START Given records
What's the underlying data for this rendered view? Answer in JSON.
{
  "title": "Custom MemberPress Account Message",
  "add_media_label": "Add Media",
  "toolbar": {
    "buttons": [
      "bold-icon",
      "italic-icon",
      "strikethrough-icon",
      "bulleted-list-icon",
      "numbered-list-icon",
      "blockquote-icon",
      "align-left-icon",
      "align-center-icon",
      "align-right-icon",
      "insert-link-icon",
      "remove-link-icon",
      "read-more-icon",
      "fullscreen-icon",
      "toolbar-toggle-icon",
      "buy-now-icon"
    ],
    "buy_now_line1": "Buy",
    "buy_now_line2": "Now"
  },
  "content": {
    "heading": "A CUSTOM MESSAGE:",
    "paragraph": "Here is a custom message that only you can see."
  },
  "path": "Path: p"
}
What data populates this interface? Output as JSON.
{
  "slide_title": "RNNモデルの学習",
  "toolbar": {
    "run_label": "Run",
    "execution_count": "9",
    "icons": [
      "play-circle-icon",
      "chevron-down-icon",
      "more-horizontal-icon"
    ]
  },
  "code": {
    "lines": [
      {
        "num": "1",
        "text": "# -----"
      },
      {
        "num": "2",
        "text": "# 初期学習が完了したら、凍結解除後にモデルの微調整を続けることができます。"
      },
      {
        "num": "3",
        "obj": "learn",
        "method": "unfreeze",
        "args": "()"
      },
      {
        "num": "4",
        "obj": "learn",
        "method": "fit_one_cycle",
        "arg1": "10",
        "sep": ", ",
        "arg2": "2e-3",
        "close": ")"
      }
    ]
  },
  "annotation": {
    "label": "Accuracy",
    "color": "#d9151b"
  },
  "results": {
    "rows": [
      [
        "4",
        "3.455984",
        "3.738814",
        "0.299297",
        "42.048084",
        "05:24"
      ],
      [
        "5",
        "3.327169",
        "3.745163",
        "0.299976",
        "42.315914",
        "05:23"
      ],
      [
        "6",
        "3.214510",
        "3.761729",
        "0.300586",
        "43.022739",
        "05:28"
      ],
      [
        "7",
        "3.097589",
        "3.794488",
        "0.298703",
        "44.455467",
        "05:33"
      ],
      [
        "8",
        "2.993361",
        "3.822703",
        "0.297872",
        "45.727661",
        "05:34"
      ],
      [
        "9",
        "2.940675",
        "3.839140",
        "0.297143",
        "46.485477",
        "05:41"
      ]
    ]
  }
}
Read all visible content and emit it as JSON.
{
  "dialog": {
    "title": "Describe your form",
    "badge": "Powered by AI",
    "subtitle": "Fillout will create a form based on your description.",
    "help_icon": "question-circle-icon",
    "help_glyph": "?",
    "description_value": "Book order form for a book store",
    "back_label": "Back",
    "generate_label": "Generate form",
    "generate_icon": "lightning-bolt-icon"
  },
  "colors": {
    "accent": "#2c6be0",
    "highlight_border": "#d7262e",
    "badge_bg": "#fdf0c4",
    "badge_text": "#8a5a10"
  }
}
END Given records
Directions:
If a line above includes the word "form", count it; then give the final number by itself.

Result below:
4